Investigations and Disciplinary Procedures | Origin: CM140

This is a general discussion forum for the following learning topic:

Title IX and VAWA Training: Building Safer Campuses --> Investigations and Disciplinary Procedures

Post what you've learned about this topic and how you intend to apply it. Feel free to post questions and comments too.

Whether or not an offense has been reported to the police, the situation must be investigated if it occured on campus or off campus when it involves student trips, off campus residences, etc.  These are two seperate filings.  A student does not have to report an offense to the police, but should be encouraged to report for police investigation.

Although it doesn't matter whether the offense has been reported to the police, it should be encouraged.  It also needs to be investigated whether it occured on campus or not.

A school is obligated to investigate an act of cyberstalking, if reported, even if it did not occur on campus. 

 

One of the offenses that I believe could be more prevalent in the on-line environment might be "stalking".  Unless a student reports this, it would be hard to identify but I am watchful in the class discussions.  

Reply to Robin Wiebe's post: I agree.  In an online environment, it would be difficult to impossible to know what's happening behind the scenes unless someone reports it. Students could be sending e-mails of a sexual nature to other students or be "stalking" them.  I don't think I could identify something like this in my class discussions since they are specific to the topics of the class.  

Since we are responsible for investigating the issue. My concern would be that the person envolved my take revenge on that person. (accuser). Even to the point of physical harm or death.  there's a lot of reports on retalilation especially to women that goes unreported, how can we protect them after the investigating?

Reply to Lisa Creach's post: Lisa I do agree that we must investigate the complaint, but what do we do with the information other than giving a copy/statement to the department of Education. Then what?

Reply to Robin Wiebe's post:Robin I agree with you that with an online class, it would be extremely difficult to investigate or prove staking. unless someone becomes careless and post something that brings up a "red" flag, it would be difficult.

It should be encouraged for victims to report the crime to the poilice. 

 

Regardless of whether or not the report was reported to the police, the investigation should continue.  Once it is reported to the police, the coordinator should still continue to investigate unless the police request them to put it on hold.  Then at time, the coordinator is responsible for continuing the internal investigation.

It is important to note that any Title IX offenses that may have been reported to the police, the situation must also be investigated by the Title IX coordinator even if it occured on campus or off campus.  These are two seperate situations that have to be done.  A student does not have to report an offense to police but the student should be encouraged to report it for police investigation purposes.

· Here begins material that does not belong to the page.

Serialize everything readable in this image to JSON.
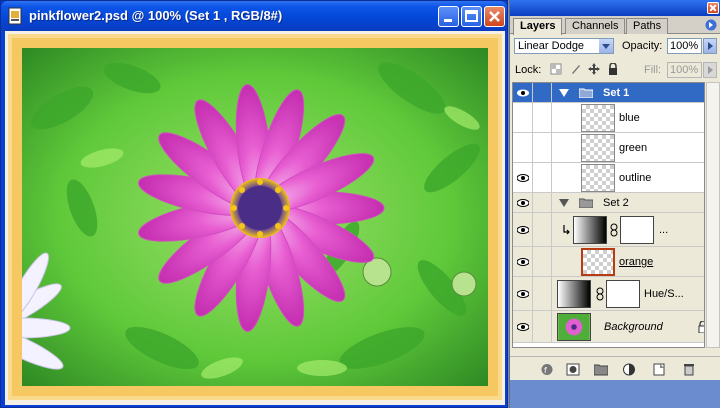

It should be encouraged that all offenses be reported to police.

Policies must be reevaluated and updatd as necessary

Reply to Lisa Creach's post: I found it interesting that the campus is not required to contact the police, it is up to the victim. 

While students are not required to report their cases to the police, they are encouraged to do so.  As an advocate for my students, I would recommend they report to the Title IX coordinator and police to maximize protection and investigation resources. 

 

Its important for campus employees, administrators and students to understand that campus involvement in sexual abuse and assult is a different process than filing a police report.  

Ensuring that campus officials that know about these instances encourage victums to report the their cases in important to ensure proper criminal procedings. 

 

we have to investigate, wheathernon or off campus. We have to keep an open mind and weigh what is before us. 

 

 

 

 

 

 

 

 

 

 

 

 

 

 

 

 

I agree whether on campus or off campus all items should have to be investigated in a timely manner, and to keep an open mind.

It is interesting that there is a difference in the level of evidence required for criminal and Title IX and VAWA.  A criminal case may be dropped and still have Title IX/VAWA greivance hearing and outcomes.

 

More communication is key and consistent retro meetings to refine policies that are in line with guidance from OCR and DOE.